An 81-year-old Bethpage man walking to work at a Levittown grocery store early Tuesday was struck and killed by an alleged drunken driver as he crossed Hempstead Turnpike, a roadway once named the region's most dangerous for pedestrians.
Robert Chapman Sr., a familiar face to many in Levittown near the King Kullen where he stocked shelves and bagged groceries, was pronounced dead at the scene after he was struck at about 5:45 a.m. Tuesday, officials said.
James Taggart, 43, of Levittown was arrested shortly after he struck Chapman while driving his 1991 Chevrolet Geo Prism on Hempstead Turnpike, west of Gardiners Avenue, police said. Taggart was charged with driving while intoxicated and will be arraigned Wednesday at First District Court in Hempstead.
Chapman's death was a grim reminder of hazards pedestrians have encountered on the busy turnpike. In 2012, four pedestrians were killed on the 16-mile stretch of roadway in Nassau County, said Tri-State Transportation, a watchdog group. Last year, three pedestrians died on the road, Nassau County officials and police said. Chapman is the first killed this year.
The watchdog group named the turnpike the region's most dangerous road in 2013.
Over the past year, the state Department of Transportation has made improvements, such as increasing times for crosswalks, like the one at Gardiners Avenue, near where Chapman was hit. Police said Chapman was struck after he got off a bus on the north side of the turnpike. He was crossing to the south side in an area without a crosswalk.
Friends and co-workers said Chapman, known as Bob, took the bus three mornings a week to the store and was well-known for his cheery disposition. He could often be seen at a nearby convenience store reading the newspaper and chatting with customers. Before working at King Kullen, Chapman had pumped gas at a nearby service station for at least two decades, friends said.

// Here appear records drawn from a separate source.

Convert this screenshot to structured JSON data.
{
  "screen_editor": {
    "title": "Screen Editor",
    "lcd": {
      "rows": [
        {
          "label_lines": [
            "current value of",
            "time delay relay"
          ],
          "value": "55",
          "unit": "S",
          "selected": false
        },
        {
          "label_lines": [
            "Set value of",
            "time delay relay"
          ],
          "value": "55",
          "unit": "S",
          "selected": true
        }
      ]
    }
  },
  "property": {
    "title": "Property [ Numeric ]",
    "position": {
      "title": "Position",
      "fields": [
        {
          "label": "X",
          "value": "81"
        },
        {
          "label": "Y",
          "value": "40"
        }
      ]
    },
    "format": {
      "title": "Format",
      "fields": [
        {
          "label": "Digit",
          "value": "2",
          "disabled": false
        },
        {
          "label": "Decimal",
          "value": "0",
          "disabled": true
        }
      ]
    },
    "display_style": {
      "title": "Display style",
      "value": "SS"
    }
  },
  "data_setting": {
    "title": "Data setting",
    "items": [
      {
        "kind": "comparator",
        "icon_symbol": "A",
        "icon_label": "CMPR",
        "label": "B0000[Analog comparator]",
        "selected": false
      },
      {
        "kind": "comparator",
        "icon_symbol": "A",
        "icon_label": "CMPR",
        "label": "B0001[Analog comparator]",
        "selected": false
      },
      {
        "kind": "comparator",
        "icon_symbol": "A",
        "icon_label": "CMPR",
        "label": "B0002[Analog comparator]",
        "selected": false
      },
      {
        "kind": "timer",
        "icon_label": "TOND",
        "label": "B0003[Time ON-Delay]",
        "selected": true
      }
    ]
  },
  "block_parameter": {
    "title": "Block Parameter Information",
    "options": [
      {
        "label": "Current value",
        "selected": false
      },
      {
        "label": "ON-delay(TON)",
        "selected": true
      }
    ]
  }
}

Anna Graziano, a co-worker of Chapman's at the King Kullen on Hempstead Turnpike, said she would drive him to the store on Wednesdays and Thursdays. Two hours before his shift, Chapman would often bag groceries, Graziano said.
"He would just do anything for anybody at anytime."